▸ **What the task asks**
Scan the records below for lines with the word "данных", then state how many you find and nothing else.

▸ **Exercise data**

<<<<

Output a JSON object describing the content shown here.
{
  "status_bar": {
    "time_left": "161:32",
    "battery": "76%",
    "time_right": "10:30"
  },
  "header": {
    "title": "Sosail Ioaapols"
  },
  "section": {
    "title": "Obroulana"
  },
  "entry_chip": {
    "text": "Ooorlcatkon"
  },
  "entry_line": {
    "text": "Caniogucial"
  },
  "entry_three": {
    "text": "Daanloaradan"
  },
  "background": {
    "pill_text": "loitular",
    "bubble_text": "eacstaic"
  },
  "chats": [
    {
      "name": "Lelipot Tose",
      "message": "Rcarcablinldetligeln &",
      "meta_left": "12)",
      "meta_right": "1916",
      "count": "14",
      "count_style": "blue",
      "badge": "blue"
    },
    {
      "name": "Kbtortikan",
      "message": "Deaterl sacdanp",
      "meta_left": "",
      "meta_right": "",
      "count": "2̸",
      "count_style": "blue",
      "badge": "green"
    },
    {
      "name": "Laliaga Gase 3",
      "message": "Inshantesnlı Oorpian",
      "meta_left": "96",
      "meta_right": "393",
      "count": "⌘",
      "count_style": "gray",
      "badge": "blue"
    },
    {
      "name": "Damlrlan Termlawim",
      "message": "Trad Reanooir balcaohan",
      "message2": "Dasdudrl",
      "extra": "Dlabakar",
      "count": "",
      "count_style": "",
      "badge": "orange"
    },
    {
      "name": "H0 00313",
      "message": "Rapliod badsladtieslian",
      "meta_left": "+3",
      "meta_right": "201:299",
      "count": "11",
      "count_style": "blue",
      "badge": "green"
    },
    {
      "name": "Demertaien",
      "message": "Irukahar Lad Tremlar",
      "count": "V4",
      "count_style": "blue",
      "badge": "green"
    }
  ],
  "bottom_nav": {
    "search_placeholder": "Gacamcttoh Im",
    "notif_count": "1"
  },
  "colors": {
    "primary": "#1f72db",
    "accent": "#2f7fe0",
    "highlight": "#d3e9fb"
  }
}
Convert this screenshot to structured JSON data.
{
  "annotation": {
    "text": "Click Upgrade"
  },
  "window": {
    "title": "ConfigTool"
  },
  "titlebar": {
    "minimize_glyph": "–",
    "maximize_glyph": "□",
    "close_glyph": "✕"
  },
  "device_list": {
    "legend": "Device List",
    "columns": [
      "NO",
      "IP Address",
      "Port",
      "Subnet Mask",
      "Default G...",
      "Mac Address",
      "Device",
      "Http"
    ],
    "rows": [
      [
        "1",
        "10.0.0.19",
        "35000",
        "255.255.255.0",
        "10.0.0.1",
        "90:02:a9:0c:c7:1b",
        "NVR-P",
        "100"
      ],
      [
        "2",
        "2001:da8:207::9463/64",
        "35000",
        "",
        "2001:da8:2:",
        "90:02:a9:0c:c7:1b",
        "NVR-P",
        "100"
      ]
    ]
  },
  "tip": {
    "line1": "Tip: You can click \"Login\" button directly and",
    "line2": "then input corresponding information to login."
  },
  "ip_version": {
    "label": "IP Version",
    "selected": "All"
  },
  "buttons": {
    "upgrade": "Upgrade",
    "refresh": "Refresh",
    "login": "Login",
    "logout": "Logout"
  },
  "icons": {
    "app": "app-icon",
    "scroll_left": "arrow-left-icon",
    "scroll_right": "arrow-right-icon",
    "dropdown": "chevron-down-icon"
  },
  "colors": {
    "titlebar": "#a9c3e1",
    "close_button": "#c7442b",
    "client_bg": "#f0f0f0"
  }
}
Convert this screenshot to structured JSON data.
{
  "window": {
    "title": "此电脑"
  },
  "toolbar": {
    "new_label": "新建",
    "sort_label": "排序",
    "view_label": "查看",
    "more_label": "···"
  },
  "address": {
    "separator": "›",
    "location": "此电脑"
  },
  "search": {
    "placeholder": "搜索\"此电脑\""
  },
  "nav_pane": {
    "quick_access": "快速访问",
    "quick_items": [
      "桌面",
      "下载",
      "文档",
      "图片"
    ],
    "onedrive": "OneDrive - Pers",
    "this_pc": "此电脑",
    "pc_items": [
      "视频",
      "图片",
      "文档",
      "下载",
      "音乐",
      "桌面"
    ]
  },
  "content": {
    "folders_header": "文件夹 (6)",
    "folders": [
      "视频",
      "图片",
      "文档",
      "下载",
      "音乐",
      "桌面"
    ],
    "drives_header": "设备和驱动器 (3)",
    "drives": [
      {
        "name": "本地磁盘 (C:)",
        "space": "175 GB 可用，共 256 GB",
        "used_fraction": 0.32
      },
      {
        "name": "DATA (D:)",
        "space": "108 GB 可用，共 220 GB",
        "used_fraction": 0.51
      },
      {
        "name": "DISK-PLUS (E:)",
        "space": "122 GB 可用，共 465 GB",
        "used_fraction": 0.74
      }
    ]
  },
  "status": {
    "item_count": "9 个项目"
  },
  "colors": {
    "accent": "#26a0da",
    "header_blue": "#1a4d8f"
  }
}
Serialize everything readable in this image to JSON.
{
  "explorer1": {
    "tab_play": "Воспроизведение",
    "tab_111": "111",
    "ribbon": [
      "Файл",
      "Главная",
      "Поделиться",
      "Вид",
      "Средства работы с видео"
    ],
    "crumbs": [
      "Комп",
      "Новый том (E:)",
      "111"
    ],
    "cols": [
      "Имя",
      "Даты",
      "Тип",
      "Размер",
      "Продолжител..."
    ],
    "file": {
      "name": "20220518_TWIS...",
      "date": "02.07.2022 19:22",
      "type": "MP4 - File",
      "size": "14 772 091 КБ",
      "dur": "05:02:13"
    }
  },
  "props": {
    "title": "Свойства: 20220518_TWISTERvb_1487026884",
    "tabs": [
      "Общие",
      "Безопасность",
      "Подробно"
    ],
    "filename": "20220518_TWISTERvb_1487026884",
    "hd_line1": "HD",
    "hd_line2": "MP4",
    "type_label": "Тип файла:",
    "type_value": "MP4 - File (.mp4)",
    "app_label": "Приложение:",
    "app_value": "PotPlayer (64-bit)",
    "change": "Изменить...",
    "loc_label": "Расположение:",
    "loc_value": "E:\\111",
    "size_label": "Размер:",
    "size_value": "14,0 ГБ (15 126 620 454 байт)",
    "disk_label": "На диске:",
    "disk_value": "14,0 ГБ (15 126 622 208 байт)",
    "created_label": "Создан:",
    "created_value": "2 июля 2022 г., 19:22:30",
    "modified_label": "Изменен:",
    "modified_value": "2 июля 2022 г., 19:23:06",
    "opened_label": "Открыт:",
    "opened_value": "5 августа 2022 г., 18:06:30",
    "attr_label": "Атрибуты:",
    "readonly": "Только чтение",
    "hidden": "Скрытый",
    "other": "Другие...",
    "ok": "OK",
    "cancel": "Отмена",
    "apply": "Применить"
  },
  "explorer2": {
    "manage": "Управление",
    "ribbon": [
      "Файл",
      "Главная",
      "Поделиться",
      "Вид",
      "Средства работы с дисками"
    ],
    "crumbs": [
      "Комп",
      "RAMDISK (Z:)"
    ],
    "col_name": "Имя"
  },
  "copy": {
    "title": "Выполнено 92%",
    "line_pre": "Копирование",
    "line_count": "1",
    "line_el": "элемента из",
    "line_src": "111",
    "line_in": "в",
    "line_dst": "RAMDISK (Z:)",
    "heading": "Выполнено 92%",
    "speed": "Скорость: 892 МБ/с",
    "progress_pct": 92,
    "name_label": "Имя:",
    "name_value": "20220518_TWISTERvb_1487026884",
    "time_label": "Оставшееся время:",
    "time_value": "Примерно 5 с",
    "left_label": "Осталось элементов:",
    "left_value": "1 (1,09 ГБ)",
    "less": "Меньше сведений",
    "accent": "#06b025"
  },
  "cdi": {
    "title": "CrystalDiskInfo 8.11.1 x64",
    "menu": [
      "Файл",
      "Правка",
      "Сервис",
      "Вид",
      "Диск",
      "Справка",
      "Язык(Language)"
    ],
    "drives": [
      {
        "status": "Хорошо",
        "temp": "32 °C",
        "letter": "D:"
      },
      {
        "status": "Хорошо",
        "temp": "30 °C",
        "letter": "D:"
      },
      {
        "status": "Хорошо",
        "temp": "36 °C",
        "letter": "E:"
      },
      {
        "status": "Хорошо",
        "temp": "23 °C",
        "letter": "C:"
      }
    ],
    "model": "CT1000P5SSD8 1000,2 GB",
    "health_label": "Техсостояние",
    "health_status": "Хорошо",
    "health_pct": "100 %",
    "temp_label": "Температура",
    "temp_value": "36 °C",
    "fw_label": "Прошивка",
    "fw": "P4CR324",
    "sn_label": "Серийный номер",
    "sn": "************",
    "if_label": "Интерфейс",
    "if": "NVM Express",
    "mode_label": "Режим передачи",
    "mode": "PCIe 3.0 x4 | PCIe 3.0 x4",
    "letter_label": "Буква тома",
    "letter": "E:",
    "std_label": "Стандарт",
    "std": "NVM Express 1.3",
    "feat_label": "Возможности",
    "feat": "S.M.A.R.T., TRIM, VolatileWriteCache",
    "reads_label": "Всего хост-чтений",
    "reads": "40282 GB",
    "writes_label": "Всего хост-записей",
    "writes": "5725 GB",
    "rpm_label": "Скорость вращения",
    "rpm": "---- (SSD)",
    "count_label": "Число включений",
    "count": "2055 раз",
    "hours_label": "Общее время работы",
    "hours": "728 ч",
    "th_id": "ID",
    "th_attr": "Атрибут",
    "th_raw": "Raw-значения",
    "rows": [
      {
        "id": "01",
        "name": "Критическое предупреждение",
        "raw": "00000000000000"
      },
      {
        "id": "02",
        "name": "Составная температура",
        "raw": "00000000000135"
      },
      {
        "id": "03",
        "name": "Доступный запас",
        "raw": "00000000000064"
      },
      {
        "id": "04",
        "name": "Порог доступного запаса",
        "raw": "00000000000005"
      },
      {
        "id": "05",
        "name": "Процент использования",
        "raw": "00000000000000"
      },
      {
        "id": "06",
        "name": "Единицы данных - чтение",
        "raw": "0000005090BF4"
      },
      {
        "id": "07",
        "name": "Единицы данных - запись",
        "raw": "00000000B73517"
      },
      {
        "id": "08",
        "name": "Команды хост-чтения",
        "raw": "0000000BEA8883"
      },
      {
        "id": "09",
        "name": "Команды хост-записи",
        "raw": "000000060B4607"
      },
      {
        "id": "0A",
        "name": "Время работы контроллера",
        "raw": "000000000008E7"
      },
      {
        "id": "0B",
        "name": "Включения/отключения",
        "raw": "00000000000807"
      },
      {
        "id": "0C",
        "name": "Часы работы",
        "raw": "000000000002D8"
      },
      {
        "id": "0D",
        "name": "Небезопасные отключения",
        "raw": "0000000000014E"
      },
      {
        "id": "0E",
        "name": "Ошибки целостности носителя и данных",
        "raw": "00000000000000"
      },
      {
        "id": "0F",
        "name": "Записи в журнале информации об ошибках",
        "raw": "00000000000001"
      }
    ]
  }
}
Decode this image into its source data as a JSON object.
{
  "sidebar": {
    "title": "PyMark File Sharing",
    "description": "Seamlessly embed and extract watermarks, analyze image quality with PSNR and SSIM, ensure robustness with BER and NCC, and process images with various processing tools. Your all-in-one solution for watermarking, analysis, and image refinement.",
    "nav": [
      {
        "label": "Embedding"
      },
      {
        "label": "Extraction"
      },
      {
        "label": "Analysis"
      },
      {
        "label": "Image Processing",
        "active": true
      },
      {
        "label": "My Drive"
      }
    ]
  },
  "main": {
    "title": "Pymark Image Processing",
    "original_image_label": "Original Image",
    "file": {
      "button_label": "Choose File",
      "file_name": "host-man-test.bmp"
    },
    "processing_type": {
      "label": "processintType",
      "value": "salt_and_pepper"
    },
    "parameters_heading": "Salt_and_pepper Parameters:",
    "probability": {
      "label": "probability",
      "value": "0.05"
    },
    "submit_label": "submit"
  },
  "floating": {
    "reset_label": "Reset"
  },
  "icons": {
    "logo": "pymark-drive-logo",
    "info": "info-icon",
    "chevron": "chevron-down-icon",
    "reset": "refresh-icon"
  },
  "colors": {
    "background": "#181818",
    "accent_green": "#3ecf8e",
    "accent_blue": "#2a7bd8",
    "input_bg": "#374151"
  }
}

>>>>

▸ **Expected answer**
3